Changes to intellectual property after Brexit, three months to go until the end of the transitional period
The result of the referendum held on June 23, 2016 in the United Kingdom raised many questions concerning intellectual property. After years of uncertainty, following the agreement that made the United Kingdom’s exit from the European Union official in January of this year, the authorities have established a transitional period that ends on December 31, 2020.
With three months to go until the end of this transitional period, we want to remember the key issues that need to be taken into account with regard to intellectual property after Brexit.
This temporary situation is intended to help citizens, businesses, consumers, and investors adapt to the new socio-economic reality that will come into effect on January 1, 2021. As of that moment, the United Kingdom will cease to be a member state of the EU.
But what are the implications of Brexit on intellectual property rights?

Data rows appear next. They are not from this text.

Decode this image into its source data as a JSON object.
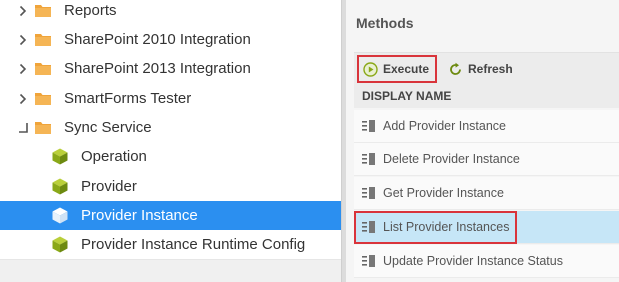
{
  "tree": {
    "items": [
      {
        "label": "Reports",
        "type": "folder",
        "expander": "collapsed"
      },
      {
        "label": "SharePoint 2010 Integration",
        "type": "folder",
        "expander": "collapsed"
      },
      {
        "label": "SharePoint 2013 Integration",
        "type": "folder",
        "expander": "collapsed"
      },
      {
        "label": "SmartForms Tester",
        "type": "folder",
        "expander": "collapsed"
      },
      {
        "label": "Sync Service",
        "type": "folder",
        "expander": "expanded"
      },
      {
        "label": "Operation",
        "type": "object"
      },
      {
        "label": "Provider",
        "type": "object"
      },
      {
        "label": "Provider Instance",
        "type": "object",
        "selected": true
      },
      {
        "label": "Provider Instance Runtime Config",
        "type": "object"
      }
    ]
  },
  "methods": {
    "title": "Methods",
    "toolbar": {
      "execute_label": "Execute",
      "refresh_label": "Refresh"
    },
    "column_header": "DISPLAY NAME",
    "rows": [
      {
        "label": "Add Provider Instance"
      },
      {
        "label": "Delete Provider Instance"
      },
      {
        "label": "Get Provider Instance"
      },
      {
        "label": "List Provider Instances",
        "selected": true
      },
      {
        "label": "Update Provider Instance Status"
      }
    ]
  },
  "colors": {
    "selection_blue": "#2b8ff0",
    "row_selected": "#c6e6f7",
    "highlight_red": "#d9343b",
    "folder": "#f0a43a",
    "object_cube": "#8aa818"
  }
}
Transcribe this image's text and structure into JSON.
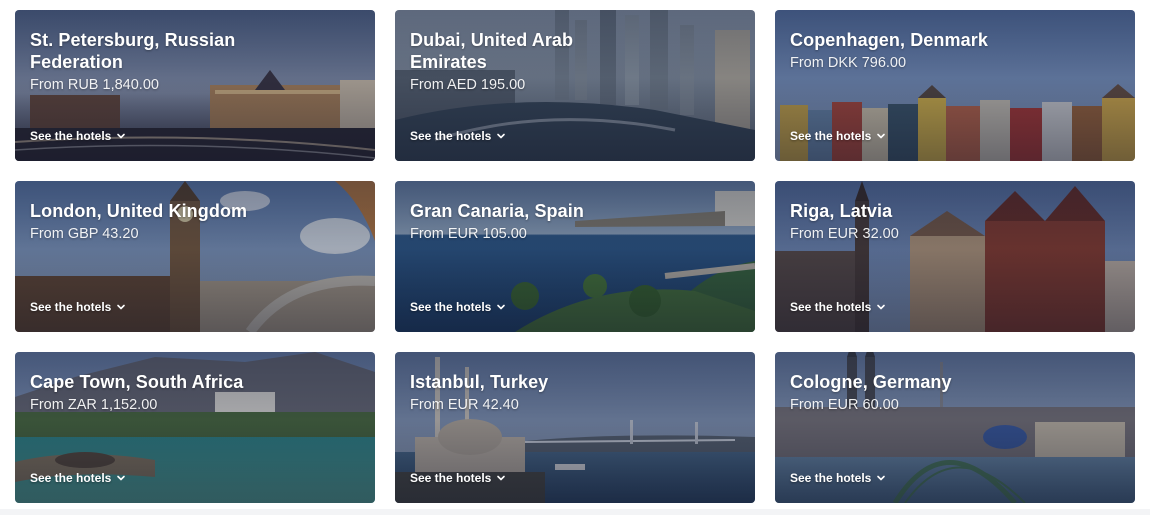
{
  "see_label": "See the hotels",
  "cards": [
    {
      "city": "St. Petersburg, Russian Federation",
      "price": "From RUB 1,840.00"
    },
    {
      "city": "Dubai, United Arab Emirates",
      "price": "From AED 195.00"
    },
    {
      "city": "Copenhagen, Denmark",
      "price": "From DKK 796.00"
    },
    {
      "city": "London, United Kingdom",
      "price": "From GBP 43.20"
    },
    {
      "city": "Gran Canaria, Spain",
      "price": "From EUR 105.00"
    },
    {
      "city": "Riga, Latvia",
      "price": "From EUR 32.00"
    },
    {
      "city": "Cape Town, South Africa",
      "price": "From ZAR 1,152.00"
    },
    {
      "city": "Istanbul, Turkey",
      "price": "From EUR 42.40"
    },
    {
      "city": "Cologne, Germany",
      "price": "From EUR 60.00"
    }
  ]
}
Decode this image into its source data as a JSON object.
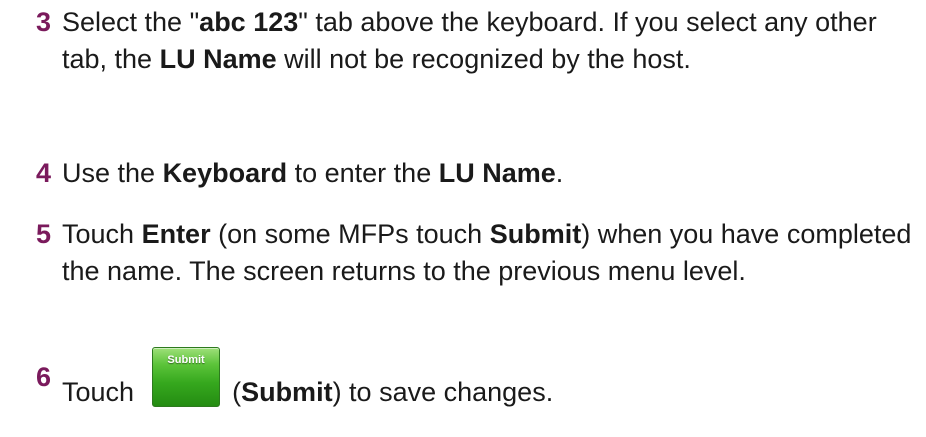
{
  "steps": [
    {
      "number": "3",
      "t1": "Select the \"",
      "b1": "abc 123",
      "t2": "\" tab above the keyboard. If you select any other tab, the ",
      "b2": "LU Name",
      "t3": " will not be recognized by the host."
    },
    {
      "number": "4",
      "t1": "Use the ",
      "b1": "Keyboard",
      "t2": " to enter the ",
      "b2": "LU Name",
      "t3": "."
    },
    {
      "number": "5",
      "t1": "Touch ",
      "b1": "Enter",
      "t2": " (on some MFPs touch ",
      "b2": "Submit",
      "t3": ") when you have completed the name. The screen returns to the previous menu level."
    },
    {
      "number": "6",
      "t1": "Touch",
      "button_label": "Submit",
      "t2": "(",
      "b1": "Submit",
      "t3": ") to save changes."
    }
  ],
  "colors": {
    "step_number": "#7a1a5c",
    "body_text": "#1a1a1a",
    "button_green": "#36a81e"
  }
}
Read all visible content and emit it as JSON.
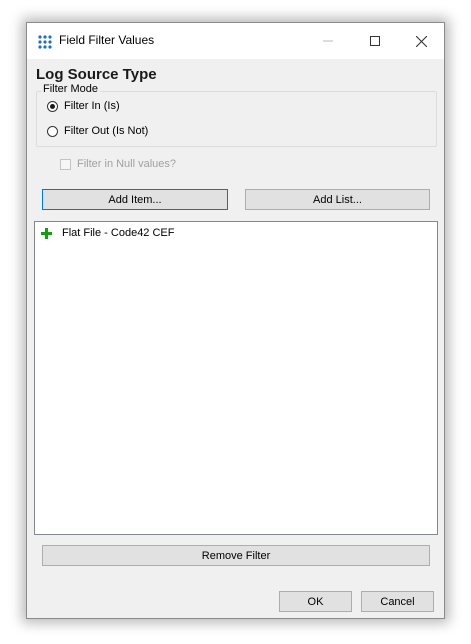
{
  "window": {
    "title": "Field Filter Values"
  },
  "field_title": "Log Source Type",
  "filter_mode": {
    "legend": "Filter Mode",
    "options": [
      {
        "label": "Filter In (Is)",
        "selected": true
      },
      {
        "label": "Filter Out (Is Not)",
        "selected": false
      }
    ]
  },
  "null_checkbox": {
    "label": "Filter in Null values?",
    "checked": false,
    "enabled": false
  },
  "buttons": {
    "add_item": "Add Item...",
    "add_list": "Add List...",
    "remove_filter": "Remove Filter",
    "ok": "OK",
    "cancel": "Cancel"
  },
  "values_list": [
    {
      "icon": "plus-icon",
      "label": "Flat File - Code42 CEF"
    }
  ],
  "colors": {
    "plus": "#11a011",
    "focus_border": "#0078d7",
    "app_icon": "#1e6ec8"
  }
}
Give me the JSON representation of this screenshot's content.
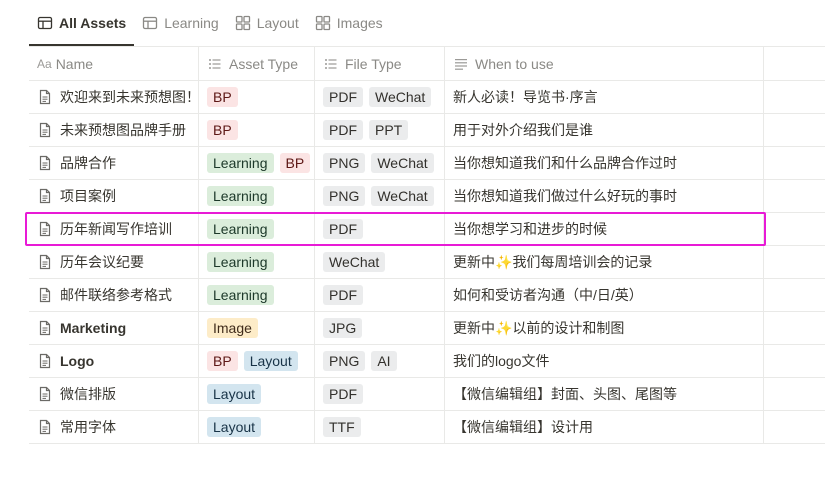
{
  "tabs": [
    {
      "label": "All Assets",
      "icon": "table-icon",
      "active": true
    },
    {
      "label": "Learning",
      "icon": "table-icon",
      "active": false
    },
    {
      "label": "Layout",
      "icon": "gallery-icon",
      "active": false
    },
    {
      "label": "Images",
      "icon": "gallery-icon",
      "active": false
    }
  ],
  "columns": {
    "name": {
      "prefix": "Aa",
      "label": "Name"
    },
    "asset_type": {
      "label": "Asset Type",
      "icon": "list-icon"
    },
    "file_type": {
      "label": "File Type",
      "icon": "list-icon"
    },
    "when": {
      "label": "When to use",
      "icon": "text-lines-icon"
    }
  },
  "rows": [
    {
      "name": "欢迎来到未来预想图！",
      "bold": false,
      "asset": [
        {
          "t": "BP",
          "c": "bp"
        }
      ],
      "file": [
        "PDF",
        "WeChat"
      ],
      "when": "新人必读！导览书·序言"
    },
    {
      "name": "未来预想图品牌手册",
      "bold": false,
      "asset": [
        {
          "t": "BP",
          "c": "bp"
        }
      ],
      "file": [
        "PDF",
        "PPT"
      ],
      "when": "用于对外介绍我们是谁"
    },
    {
      "name": "品牌合作",
      "bold": false,
      "asset": [
        {
          "t": "Learning",
          "c": "learning"
        },
        {
          "t": "BP",
          "c": "bp"
        }
      ],
      "file": [
        "PNG",
        "WeChat"
      ],
      "when": "当你想知道我们和什么品牌合作过时"
    },
    {
      "name": "项目案例",
      "bold": false,
      "asset": [
        {
          "t": "Learning",
          "c": "learning"
        }
      ],
      "file": [
        "PNG",
        "WeChat"
      ],
      "when": "当你想知道我们做过什么好玩的事时"
    },
    {
      "name": "历年新闻写作培训",
      "bold": false,
      "asset": [
        {
          "t": "Learning",
          "c": "learning"
        }
      ],
      "file": [
        "PDF"
      ],
      "when": "当你想学习和进步的时候"
    },
    {
      "name": "历年会议纪要",
      "bold": false,
      "asset": [
        {
          "t": "Learning",
          "c": "learning"
        }
      ],
      "file": [
        "WeChat"
      ],
      "when_pre": "更新中",
      "spark": "✨",
      "when": "我们每周培训会的记录"
    },
    {
      "name": "邮件联络参考格式",
      "bold": false,
      "asset": [
        {
          "t": "Learning",
          "c": "learning"
        }
      ],
      "file": [
        "PDF"
      ],
      "when": "如何和受访者沟通（中/日/英）"
    },
    {
      "name": "Marketing",
      "bold": true,
      "asset": [
        {
          "t": "Image",
          "c": "image"
        }
      ],
      "file": [
        "JPG"
      ],
      "when_pre": "更新中",
      "spark": "✨",
      "when": "以前的设计和制图"
    },
    {
      "name": "Logo",
      "bold": true,
      "asset": [
        {
          "t": "BP",
          "c": "bp"
        },
        {
          "t": "Layout",
          "c": "layout"
        }
      ],
      "file": [
        "PNG",
        "AI"
      ],
      "when": "我们的logo文件"
    },
    {
      "name": "微信排版",
      "bold": false,
      "asset": [
        {
          "t": "Layout",
          "c": "layout"
        }
      ],
      "file": [
        "PDF"
      ],
      "when": "【微信编辑组】封面、头图、尾图等"
    },
    {
      "name": "常用字体",
      "bold": false,
      "asset": [
        {
          "t": "Layout",
          "c": "layout"
        }
      ],
      "file": [
        "TTF"
      ],
      "when": "【微信编辑组】设计用"
    }
  ],
  "highlighted_row": 4,
  "colors": {
    "highlight": "#e81ad6",
    "border": "#e9e9e7"
  }
}
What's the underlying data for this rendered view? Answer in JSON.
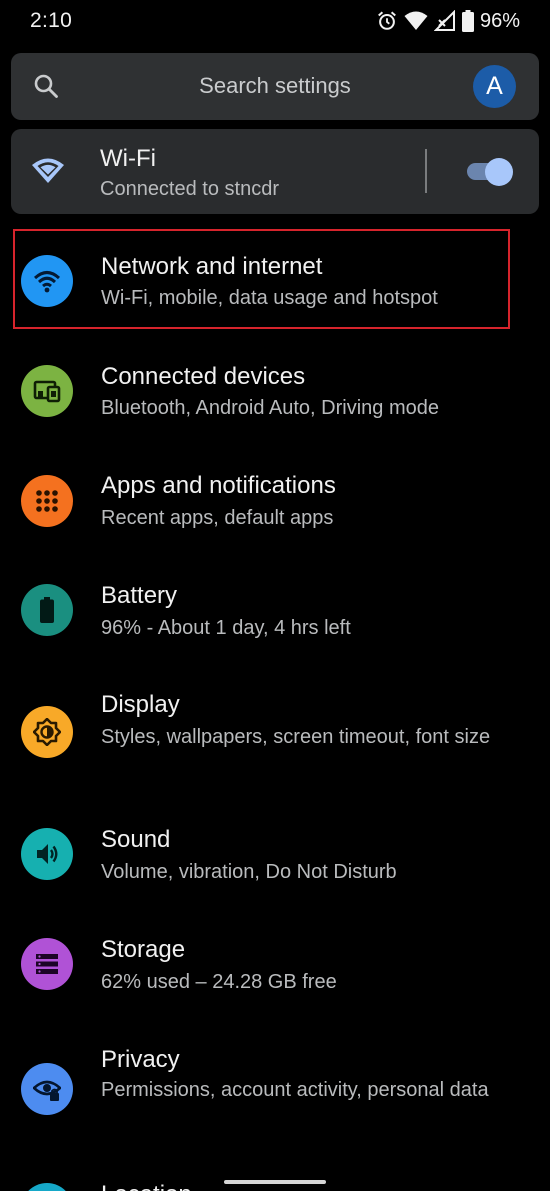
{
  "status_bar": {
    "time": "2:10",
    "battery_percent": "96%"
  },
  "search": {
    "placeholder": "Search settings",
    "avatar_letter": "A"
  },
  "wifi_card": {
    "title": "Wi-Fi",
    "subtitle": "Connected to stncdr",
    "toggle_on": true
  },
  "items": [
    {
      "title": "Network and internet",
      "subtitle": "Wi-Fi, mobile, data usage and hotspot",
      "icon": "wifi-icon",
      "color": "#2196f3",
      "highlighted": true
    },
    {
      "title": "Connected devices",
      "subtitle": "Bluetooth, Android Auto, Driving mode",
      "icon": "devices-icon",
      "color": "#7cb342"
    },
    {
      "title": "Apps and notifications",
      "subtitle": "Recent apps, default apps",
      "icon": "apps-grid-icon",
      "color": "#f4711f"
    },
    {
      "title": "Battery",
      "subtitle": "96% - About 1 day, 4 hrs left",
      "icon": "battery-icon",
      "color": "#1a8f80"
    },
    {
      "title": "Display",
      "subtitle": "Styles, wallpapers, screen timeout, font size",
      "icon": "brightness-icon",
      "color": "#f8a928"
    },
    {
      "title": "Sound",
      "subtitle": "Volume, vibration, Do Not Disturb",
      "icon": "volume-icon",
      "color": "#16b0b0"
    },
    {
      "title": "Storage",
      "subtitle": "62% used – 24.28 GB free",
      "icon": "storage-icon",
      "color": "#b052d6"
    },
    {
      "title": "Privacy",
      "subtitle": "Permissions, account activity, personal data",
      "icon": "privacy-eye-icon",
      "color": "#4d8cf0"
    },
    {
      "title": "Location",
      "subtitle": "",
      "icon": "location-icon",
      "color": "#16a8c8"
    }
  ]
}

If you already own a trademark registered at the European Union Intellectual Property Office (EUIPO), said trademark will continue to be valid after January 1 in the United Kingdom Intellectual Property Office (UKIPO). The process will be carried out automatically, and the British Government, which will not issue a certificate of registration, will register you as the owner of a ‘comparable UK trademark’, without the need to pay any additional official fees and without losing any priority or seniority. The number of the Comparable Trademark will be UK009 followed by the last eight digits of the European Union trademark.
Additionally, all Community designs, as well as designs filed via the Hague Agreement, that were registered in the European Union before December 31, 2020, will be valid in the United Kingdom. If you have recently registered a design and received an express resolution, it will become officially protected in the United Kingdom without having to pay any fee until its renewal, and it will retain the same number with the initials CD before it.
Most copyrights will continue to be protected in the United Kingdom after the transitional period, as they are covered by international agreements and the principles of the World Trade Organization’s Agreement on Intellectual Property (TRIPS). Protection of copyrights relating to retransmission, collective management of rights on musical works or database rights will be limited.
What if you have not obtained EU acceptance before the end of this transitional period?
If your application is pending after January 1, 2021, you will have 9 months within which to submit a new application to the UKPTO without losing your priority date. In this case the owner will have to pay the fees for a trademark application in the United Kingdom. It is the same procedure that any British citizen or company would carry out if they wanted to register a trademark. Once this procedure has been completed, you will have two rights: one British and one European.
If you find yourself in a situation similar to the above, at SHIP we recommend that you do a comprehensive review of your trademark portfolio, an analysis before the renewal date to determine, in each case, whether it is in your interest to retain protection in the United Kingdom.
… and, what about patents?
One more thing: we have talked about trademarks and designs, but we have not yet mentioned patents. To this end, you can rest assured. Inventions will not be affected by Brexit, given that the European Patent Convention is not a European Union Convention, thus the United Kingdom continues to be a party to international agreements in this regard. No special application will be necessary.
However, it will be necessary to watch out for any possible changes in the future Unitary Patent and European Patent Court, which are Community conventions to which the United Kingdom has confirmed they will continue to be party.
These are the key issues to be taken into account concerning intellectual property after Brexit. Still unsure? The SHIP team is available to our clients to clarify any questions.